Dieting Without Aspartame?
In a cruel and ironic twist, aspartame may actually cause weight gain. Phenylalanine and aspartate, found in aspartame, stimulate the release of insulin. Rapid, strong spikes in insulin remove all glucose from the blood stream and store it as fat. This can result in hypoglycemia and sugar cravings.
Eighty-three out of 84 independent reports that did find problems are under-reported.
Research shows aspartame actually stimulates appetite and brings on a craving for carbohydrates and sugary foods. In 1986, the American Cancer Society documented the fact that persons using artificial sweeteners gain more weight than those who avoid them.
When a diet drink is ingested with a meal, aspartame causes the brain to cease production of serotonin; therefore, the feeling of fullness is greatly delayed and the body continues to give out hunger signals.
In a recent study, a control group switching to an aspartame- free diet resulted in an average weight loss of 19 pounds in one year!
The only thing better than losing that much weight is the fact that most people who cut aspartame from their diets report a huge lift in their spirits. In my own practice, all of my clients who give up aspartame report relief from a low-level depression they did not even recognize was present in their lives.
Feel better! Guard your health! There is nothing more important than your health and well being, and aspartame may not be enhancing your health.
Tips for Cutting Back on Aspartame
1. Cut back slowly. If you add it to food and drinks, cut your portions in half, then cut back to one quarter of your normal serving. If you drink three sodas a day, cut back to two for a week, then go to one for a week, then one-half.
2. Pay attention to your sense of sweet. It may change drastically. When you crave something sweet, allow yourself to eat a very small portion of whatever you are craving (provided it has no NutraSweet in it), paying absolute attention to what you are eating. Eat slowly and savor it.
3. Read food labels. Aspartame is "hidden" in many foods, especially yogurt, low calorie jams, salad dressings, candy, breath mints, cereals, sugar-free chewing gum, cocoa mixes, coffee beverages, instant breakfasts, frozen desserts, and shake mixes. Some drug and supplement manufacturers are allowed to avoid listing aspartame on the label if they state the words, "contains phenylalanine." You may also see the phrase "Phenylketonurics: Contains Phenylalanine" instead.
4. Recognize that it may take 60 days to rid your body of the effects of aspartame. Most people report positive changes happen much faster but long-term use may make your recovery slower.

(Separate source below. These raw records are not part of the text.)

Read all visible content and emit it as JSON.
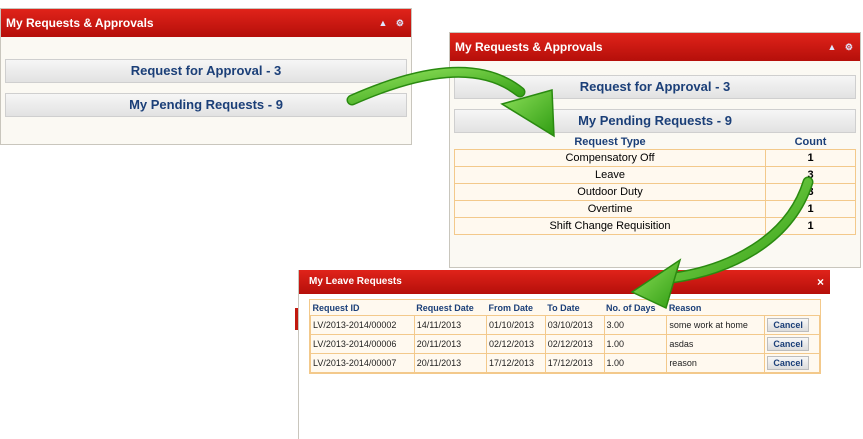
{
  "panel1": {
    "title": "My Requests & Approvals",
    "tool_icons": "▲ ⚙",
    "approval_label": "Request for Approval - 3",
    "pending_label": "My Pending Requests - 9"
  },
  "panel2": {
    "title": "My Requests & Approvals",
    "tool_icons": "▲ ⚙",
    "approval_label": "Request for Approval - 3",
    "pending_label": "My Pending Requests - 9",
    "col_type": "Request Type",
    "col_count": "Count",
    "rows": [
      {
        "type": "Compensatory Off",
        "count": "1"
      },
      {
        "type": "Leave",
        "count": "3"
      },
      {
        "type": "Outdoor Duty",
        "count": "3"
      },
      {
        "type": "Overtime",
        "count": "1"
      },
      {
        "type": "Shift Change Requisition",
        "count": "1"
      }
    ]
  },
  "modal": {
    "title": "My Leave Requests",
    "close": "×",
    "headers": [
      "Request ID",
      "Request Date",
      "From Date",
      "To Date",
      "No. of Days",
      "Reason"
    ],
    "rows": [
      {
        "id": "LV/2013-2014/00002",
        "req": "14/11/2013",
        "from": "01/10/2013",
        "to": "03/10/2013",
        "days": "3.00",
        "reason": "some work at home",
        "action": "Cancel"
      },
      {
        "id": "LV/2013-2014/00006",
        "req": "20/11/2013",
        "from": "02/12/2013",
        "to": "02/12/2013",
        "days": "1.00",
        "reason": "asdas",
        "action": "Cancel"
      },
      {
        "id": "LV/2013-2014/00007",
        "req": "20/11/2013",
        "from": "17/12/2013",
        "to": "17/12/2013",
        "days": "1.00",
        "reason": "reason",
        "action": "Cancel"
      }
    ]
  },
  "colors": {
    "header_red": "#d01a12",
    "label_blue": "#1b3f78",
    "arrow_green": "#3cb31b"
  }
}
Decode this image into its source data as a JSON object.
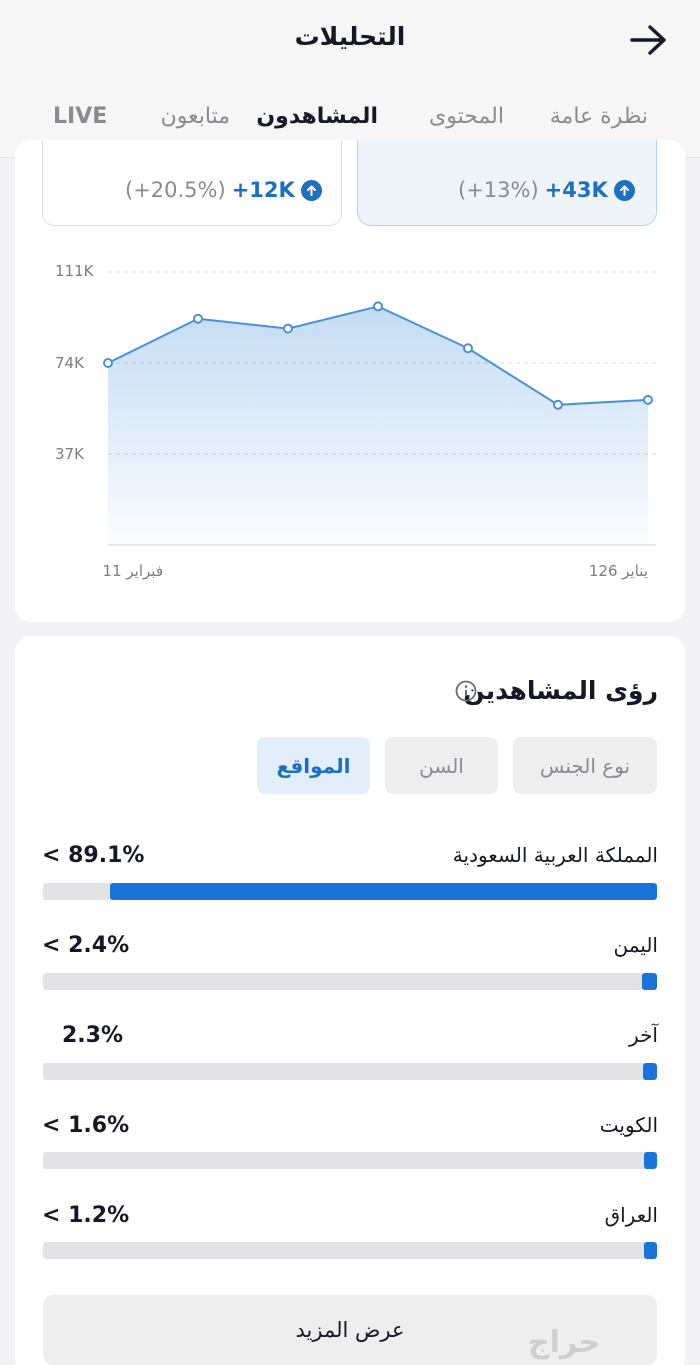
{
  "header": {
    "title": "التحليلات",
    "tabs": [
      {
        "label": "نظرة عامة",
        "active": false
      },
      {
        "label": "المحتوى",
        "active": false
      },
      {
        "label": "المشاهدون",
        "active": true
      },
      {
        "label": "متابعون",
        "active": false
      },
      {
        "label": "LIVE",
        "active": false
      }
    ]
  },
  "stats": {
    "right": {
      "value": "+43K",
      "change": "(+13%)"
    },
    "left": {
      "value": "+12K",
      "change": "(+20.5%)"
    }
  },
  "chart_data": {
    "type": "area",
    "x_start_label": "فبراير 11",
    "x_end_label": "يناير 126",
    "y_ticks": [
      "111K",
      "74K",
      "37K"
    ],
    "y_tick_values": [
      111000,
      74000,
      37000
    ],
    "ylim": [
      0,
      111000
    ],
    "grid": true,
    "values": [
      74000,
      92000,
      88000,
      97000,
      80000,
      57000,
      59000
    ],
    "color": "#4a90d9"
  },
  "insights": {
    "title": "رؤى المشاهدين",
    "filters": [
      {
        "label": "نوع الجنس",
        "active": false
      },
      {
        "label": "السن",
        "active": false
      },
      {
        "label": "المواقع",
        "active": true
      }
    ],
    "locations": [
      {
        "name": "المملكة العربية السعودية",
        "percent": "89.1%",
        "fraction": 0.891,
        "chevron": true
      },
      {
        "name": "اليمن",
        "percent": "2.4%",
        "fraction": 0.024,
        "chevron": true
      },
      {
        "name": "آخر",
        "percent": "2.3%",
        "fraction": 0.023,
        "chevron": false
      },
      {
        "name": "الكويت",
        "percent": "1.6%",
        "fraction": 0.016,
        "chevron": true
      },
      {
        "name": "العراق",
        "percent": "1.2%",
        "fraction": 0.012,
        "chevron": true
      }
    ],
    "more_label": "عرض المزيد"
  },
  "watermark": "حراج",
  "colors": {
    "accent": "#1f6fc0",
    "bar": "#1a73d9"
  }
}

5. Other sweeteners to avoid: neotame; sucralose (Splenda); acesulfame-K (Sunette, Sweet & Safe, Sweet One); cyclamates; saccharin; and sugar alcohols (xylitol, sorbitol).
Pat Barone is an ACE (American Council on Exercise) Certified Lifestyle & Weight Management Consultant and ACE Certified Personal Trainer. Ms. Barone has spent years researching weight loss, nutrition, and fitness, as well as strength and weight training. More information and articles can be found on her web site: www.patbarone.com.